“Federal health officials are urging doctors to quickly report any cases of a mysterious, polio-like illness that primarily hits children in an effort to understand the sickness before the next outbreak.
The illness, whose cause has perplexed government scientists, affected 233 patients in 41 states last year, and circulates primarily between August and October. It is known as acute flaccid myelitis, or AFM, and leads to limb weakness that can become so severe that children need to be hooked up to a breathing machine.
The Centers for Disease Control and Prevention on Tuesday called on doctors to quickly recognize the symptoms of the illness and to report them to their public health departments. On average, the CDC said it didn’t receive such reports until 18 days after the fact.
CDC has been tracking the illness since 2014, when at least 120 people became infected. The next outbreak occurred two years later, with 149 cases, and the highest tally was another two years later, in 2018, with the 233 cases. Despite being considered a seasonal outbreak, the illness can still occur in the off-season. So far this year, 11 people have been affected in eight states.
Dr. Anne Schuchat, principal deputy director at the CDC, acknowledged that while the numbers were still small, doctors should be vigilant because they likely haven’t had to treat a child with the illness before.
“We hope today’s report will be a reminder to clinicians and parents that the season … is coming and that if a child has leg or arm weakness to get help right away,” she said in a call with reporters Tuesday.
Officials liken the illness to polio because it affects the nervous system in a similar way, weakening patients’ muscles and making it difficult for them to move. People who are infected develop a facial droop as well as slurred speech.
Studies in 2018 suggested that respiratory viruses may be to blame, but scientists don’t know why they might trigger AFM and aren’t sure why the cases become so severe in some people and not in others.
The CDC is partnering with seven hospitals this season and running a study with the National Institutes of Health, but they also are counting on doctors to help them get to the bottom of the issue.

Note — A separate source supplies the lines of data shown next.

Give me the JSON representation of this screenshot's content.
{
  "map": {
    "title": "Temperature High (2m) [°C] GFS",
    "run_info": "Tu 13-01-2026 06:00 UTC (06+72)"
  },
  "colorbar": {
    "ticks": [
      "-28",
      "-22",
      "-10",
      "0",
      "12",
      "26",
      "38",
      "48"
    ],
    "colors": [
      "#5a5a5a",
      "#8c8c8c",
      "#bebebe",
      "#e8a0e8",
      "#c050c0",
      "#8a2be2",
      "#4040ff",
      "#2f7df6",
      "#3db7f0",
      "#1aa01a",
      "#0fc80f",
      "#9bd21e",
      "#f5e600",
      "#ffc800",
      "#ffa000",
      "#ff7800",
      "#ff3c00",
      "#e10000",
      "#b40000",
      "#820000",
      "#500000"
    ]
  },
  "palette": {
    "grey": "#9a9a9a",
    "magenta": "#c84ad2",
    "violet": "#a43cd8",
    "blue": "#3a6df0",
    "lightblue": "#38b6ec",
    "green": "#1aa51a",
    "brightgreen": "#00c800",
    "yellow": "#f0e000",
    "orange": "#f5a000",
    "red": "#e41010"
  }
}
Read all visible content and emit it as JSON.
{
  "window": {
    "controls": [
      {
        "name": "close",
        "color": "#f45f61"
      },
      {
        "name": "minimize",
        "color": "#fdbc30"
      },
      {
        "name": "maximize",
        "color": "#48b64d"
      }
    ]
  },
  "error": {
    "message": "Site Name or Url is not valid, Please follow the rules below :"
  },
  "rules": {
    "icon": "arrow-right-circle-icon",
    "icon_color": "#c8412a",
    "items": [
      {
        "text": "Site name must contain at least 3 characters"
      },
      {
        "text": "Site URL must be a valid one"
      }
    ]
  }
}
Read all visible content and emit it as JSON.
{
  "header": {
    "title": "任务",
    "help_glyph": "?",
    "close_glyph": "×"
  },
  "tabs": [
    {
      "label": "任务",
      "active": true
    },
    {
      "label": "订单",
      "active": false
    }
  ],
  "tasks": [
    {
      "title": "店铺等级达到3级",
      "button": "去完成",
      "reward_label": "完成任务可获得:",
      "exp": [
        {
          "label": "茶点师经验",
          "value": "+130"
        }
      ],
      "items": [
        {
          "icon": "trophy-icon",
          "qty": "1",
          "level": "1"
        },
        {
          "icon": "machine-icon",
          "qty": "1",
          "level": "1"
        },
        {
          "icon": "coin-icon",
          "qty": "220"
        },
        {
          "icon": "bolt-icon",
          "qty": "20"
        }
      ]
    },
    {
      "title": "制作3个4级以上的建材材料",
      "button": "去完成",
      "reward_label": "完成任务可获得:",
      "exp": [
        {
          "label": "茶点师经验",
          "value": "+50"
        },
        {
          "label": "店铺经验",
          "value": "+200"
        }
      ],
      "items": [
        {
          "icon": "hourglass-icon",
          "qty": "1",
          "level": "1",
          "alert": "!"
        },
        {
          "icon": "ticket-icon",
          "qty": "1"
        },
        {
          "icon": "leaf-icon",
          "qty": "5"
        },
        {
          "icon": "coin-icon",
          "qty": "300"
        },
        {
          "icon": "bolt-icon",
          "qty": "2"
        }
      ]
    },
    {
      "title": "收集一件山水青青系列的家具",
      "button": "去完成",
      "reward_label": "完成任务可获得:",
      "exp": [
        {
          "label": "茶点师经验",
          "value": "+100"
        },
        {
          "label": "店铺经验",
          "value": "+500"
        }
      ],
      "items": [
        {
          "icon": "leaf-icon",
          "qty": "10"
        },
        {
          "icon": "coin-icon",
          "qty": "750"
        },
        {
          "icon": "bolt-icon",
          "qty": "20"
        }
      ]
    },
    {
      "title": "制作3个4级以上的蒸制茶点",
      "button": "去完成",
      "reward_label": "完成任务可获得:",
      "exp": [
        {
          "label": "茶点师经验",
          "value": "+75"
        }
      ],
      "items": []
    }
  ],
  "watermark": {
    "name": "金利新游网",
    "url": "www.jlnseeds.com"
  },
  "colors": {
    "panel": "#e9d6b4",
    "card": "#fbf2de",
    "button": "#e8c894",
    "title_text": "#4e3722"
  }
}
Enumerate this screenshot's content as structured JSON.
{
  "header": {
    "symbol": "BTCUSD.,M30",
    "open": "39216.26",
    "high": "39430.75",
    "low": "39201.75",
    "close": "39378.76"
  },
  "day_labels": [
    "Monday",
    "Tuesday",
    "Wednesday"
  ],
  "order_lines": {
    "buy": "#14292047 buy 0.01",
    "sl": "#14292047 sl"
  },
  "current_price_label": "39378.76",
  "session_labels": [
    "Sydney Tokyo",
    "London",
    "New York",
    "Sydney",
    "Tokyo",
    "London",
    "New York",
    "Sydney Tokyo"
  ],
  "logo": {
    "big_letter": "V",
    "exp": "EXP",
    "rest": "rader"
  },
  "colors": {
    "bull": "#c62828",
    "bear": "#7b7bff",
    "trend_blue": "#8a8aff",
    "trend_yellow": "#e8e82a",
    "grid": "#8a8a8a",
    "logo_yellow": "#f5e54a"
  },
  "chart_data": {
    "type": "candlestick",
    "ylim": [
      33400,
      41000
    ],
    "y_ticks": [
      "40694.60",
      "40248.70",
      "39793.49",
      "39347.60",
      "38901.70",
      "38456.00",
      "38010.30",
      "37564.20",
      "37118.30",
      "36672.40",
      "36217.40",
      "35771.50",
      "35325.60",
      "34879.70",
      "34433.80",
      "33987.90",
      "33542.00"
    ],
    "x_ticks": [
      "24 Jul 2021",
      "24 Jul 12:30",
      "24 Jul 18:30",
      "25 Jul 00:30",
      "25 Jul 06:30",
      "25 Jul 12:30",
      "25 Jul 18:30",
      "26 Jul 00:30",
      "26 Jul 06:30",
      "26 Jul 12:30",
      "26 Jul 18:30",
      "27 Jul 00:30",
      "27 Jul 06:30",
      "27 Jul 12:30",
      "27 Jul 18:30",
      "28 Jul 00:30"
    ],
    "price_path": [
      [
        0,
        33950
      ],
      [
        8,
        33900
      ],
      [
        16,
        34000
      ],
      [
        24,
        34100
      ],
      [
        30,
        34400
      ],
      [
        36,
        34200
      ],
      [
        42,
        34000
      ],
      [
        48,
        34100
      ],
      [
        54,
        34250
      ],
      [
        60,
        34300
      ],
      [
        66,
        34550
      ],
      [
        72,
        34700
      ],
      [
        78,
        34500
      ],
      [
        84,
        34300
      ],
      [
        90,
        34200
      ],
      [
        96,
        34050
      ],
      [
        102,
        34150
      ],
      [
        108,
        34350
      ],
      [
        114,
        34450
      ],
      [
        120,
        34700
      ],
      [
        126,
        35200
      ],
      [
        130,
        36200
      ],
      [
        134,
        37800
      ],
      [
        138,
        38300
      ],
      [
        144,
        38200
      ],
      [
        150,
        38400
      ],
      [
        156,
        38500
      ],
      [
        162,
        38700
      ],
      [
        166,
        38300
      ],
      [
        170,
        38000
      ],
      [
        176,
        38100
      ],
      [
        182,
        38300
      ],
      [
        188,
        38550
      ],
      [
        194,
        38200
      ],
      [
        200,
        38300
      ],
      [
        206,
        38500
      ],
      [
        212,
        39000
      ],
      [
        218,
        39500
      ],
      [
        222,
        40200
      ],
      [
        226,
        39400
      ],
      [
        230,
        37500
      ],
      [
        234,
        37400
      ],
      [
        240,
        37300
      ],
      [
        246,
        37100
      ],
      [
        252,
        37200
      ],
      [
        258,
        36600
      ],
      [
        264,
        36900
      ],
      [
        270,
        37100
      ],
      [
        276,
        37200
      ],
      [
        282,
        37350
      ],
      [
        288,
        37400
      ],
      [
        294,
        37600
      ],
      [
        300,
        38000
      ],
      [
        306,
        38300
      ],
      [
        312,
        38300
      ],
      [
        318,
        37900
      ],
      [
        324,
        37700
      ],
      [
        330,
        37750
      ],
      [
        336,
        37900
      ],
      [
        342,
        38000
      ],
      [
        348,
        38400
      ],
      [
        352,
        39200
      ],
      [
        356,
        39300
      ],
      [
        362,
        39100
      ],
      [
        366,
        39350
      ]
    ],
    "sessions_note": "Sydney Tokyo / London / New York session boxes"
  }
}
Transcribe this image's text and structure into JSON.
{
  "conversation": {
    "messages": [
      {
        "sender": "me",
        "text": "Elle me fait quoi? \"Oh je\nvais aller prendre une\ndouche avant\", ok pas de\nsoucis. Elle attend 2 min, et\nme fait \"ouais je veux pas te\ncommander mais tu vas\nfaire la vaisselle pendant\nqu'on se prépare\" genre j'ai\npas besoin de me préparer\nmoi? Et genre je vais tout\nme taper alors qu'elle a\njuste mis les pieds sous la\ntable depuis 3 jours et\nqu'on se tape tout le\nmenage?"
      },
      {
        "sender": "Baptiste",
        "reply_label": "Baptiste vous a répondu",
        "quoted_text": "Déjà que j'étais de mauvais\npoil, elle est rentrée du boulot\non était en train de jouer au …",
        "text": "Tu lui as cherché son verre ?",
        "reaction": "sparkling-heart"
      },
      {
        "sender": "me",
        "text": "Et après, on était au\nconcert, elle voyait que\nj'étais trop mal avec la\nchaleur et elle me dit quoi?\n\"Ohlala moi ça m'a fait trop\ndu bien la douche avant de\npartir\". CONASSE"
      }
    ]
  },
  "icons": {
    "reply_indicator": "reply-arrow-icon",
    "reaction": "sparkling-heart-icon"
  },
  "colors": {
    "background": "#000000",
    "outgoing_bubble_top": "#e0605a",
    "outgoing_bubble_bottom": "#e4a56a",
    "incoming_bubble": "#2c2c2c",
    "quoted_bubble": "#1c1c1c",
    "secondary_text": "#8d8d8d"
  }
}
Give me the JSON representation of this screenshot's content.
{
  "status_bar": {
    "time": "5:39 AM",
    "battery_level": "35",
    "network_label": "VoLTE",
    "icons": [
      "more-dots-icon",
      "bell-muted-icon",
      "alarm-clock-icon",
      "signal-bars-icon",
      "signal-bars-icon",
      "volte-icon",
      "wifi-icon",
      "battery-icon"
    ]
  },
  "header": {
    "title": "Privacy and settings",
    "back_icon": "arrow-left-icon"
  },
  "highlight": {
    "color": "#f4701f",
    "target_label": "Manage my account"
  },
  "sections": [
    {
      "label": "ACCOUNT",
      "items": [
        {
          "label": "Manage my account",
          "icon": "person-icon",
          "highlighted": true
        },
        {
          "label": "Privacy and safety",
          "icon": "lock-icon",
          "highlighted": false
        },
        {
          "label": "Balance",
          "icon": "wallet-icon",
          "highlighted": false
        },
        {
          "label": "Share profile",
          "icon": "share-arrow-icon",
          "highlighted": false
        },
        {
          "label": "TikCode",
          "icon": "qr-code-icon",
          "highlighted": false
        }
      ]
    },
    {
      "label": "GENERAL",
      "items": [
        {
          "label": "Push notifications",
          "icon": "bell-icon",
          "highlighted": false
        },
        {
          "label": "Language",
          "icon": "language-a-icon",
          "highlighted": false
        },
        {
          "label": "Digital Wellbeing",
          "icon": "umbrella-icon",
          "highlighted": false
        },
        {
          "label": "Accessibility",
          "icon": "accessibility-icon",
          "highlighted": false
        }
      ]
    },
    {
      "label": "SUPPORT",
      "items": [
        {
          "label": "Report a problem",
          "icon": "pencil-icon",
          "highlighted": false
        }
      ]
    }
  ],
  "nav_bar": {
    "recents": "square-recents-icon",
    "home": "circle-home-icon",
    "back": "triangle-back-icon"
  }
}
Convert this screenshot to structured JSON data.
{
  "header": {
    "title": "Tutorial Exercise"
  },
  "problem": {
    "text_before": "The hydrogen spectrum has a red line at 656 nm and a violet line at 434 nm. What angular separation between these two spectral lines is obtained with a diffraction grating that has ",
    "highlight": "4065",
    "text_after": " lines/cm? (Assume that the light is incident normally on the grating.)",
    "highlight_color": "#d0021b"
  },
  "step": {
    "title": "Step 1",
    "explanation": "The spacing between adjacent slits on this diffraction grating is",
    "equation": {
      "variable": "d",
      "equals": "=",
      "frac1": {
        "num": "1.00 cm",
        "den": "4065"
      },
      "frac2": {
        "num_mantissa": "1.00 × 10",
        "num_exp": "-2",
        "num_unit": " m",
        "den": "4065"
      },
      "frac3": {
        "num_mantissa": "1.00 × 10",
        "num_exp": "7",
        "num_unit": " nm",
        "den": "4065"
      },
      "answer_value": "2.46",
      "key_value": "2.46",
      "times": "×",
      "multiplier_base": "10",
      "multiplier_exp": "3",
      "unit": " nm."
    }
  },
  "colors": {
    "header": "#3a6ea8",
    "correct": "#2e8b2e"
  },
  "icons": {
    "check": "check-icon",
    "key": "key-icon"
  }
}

“We are monitoring AFM trends and the clinical presentation, conducting research to identify possible risk factors, using advanced lab testing and research to understand how viral infections may lead to AFM, and tracking long-term outcomes of AFM patients,” said Dr. Tom Clark, deputy director at the CDC’s Division of Viral Diseases.